``Unfortunately,'' says Mr. Schatz, ``it means that once again a lot of time and energy must be spent fighting bad policy rather than fighting AIDS.''
Last November's vote on Proposition 64 was closely watched by policymakers in other states who were wondering how to respond to public concern about Acquired Immune Deficiency Syndrome.
Since then, about 550 AIDS-related bills have been proposed in 48 states.
But none has been as restrictive of AIDS patients as Proposition 64 would have been, says Kate Farrell, a research analyst for the National Conference of State Legislatures.
Much of the proposed legislation across the nation, however, raises some of the same questions that surfaced during California's debate on Proposition 64.
Such issues include voluntary vs. mandatory testing, confidentiality vs. public reporting of test results, housing and employment rights, public schooling, and AIDS funding.
Of all the AIDS-related bills considered by states this year, only about 50 have become law. ``It could be that states are deciding legislation may not be the way to go,'' Ms. Farrell says. ``Conditions [in regard to the disease] are changing so rapidly.''
As states weigh how best to protect the public health, many are recognizing that existing laws give state health officials authority to quarantine, if needed, patients diagnosed as having communicable or sexually transmitted diseases.
``Yes, many states have reaffirmed their right to isolate or quarantine an individual with a communicable disease [in response to AIDS],'' says Dick Merritt, director of the Intergovernmental Health Policy Project at George Washington University. ``But they have also added something that wasn't there before - language giving respect to due process and civil liberties of such patients.''

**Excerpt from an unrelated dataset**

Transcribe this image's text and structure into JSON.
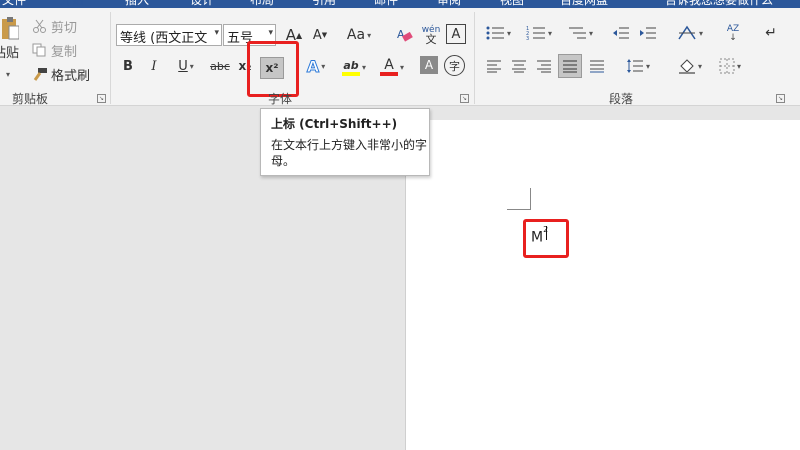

In general, such laws require the state to shoulder the burden of proof showing such a patient is a danger to the public health. Most of the laws also provide for education, counsel, a fair hearing, and assurances that ``the least-restrictive antidotes'' are used to monitor the movement of the patient, he says, adding that no state has exercised its power of quarantine.
Civil libertarians and gay-rights groups are not entirely pleased with such state laws, noting that expert after expert has testified the AIDS virus is not transmitted through casual contact with a patient.
Most agree state restrictions on AIDS patients should apply only to those few who, despite extensive education and counseling, continue to engage in behavior that endangers the public health. Even then, they warn, due process must be followed.
With AIDS resources already stretched to the limit, the prospect of possibly spending another $2 million to again fend off the anti-AIDS measure in California raises the ire of gay activists and public-health workers here.
Still, Proposition 64 represented an opportunity to educate Californians about AIDS - and the new measure will do so again, gay activists say.
``The overwhelming defeat of Proposition 64 demonstrated that the American public could be educated about AIDS, and that fear would not dominate American public policy,'' Mr. Schatz says.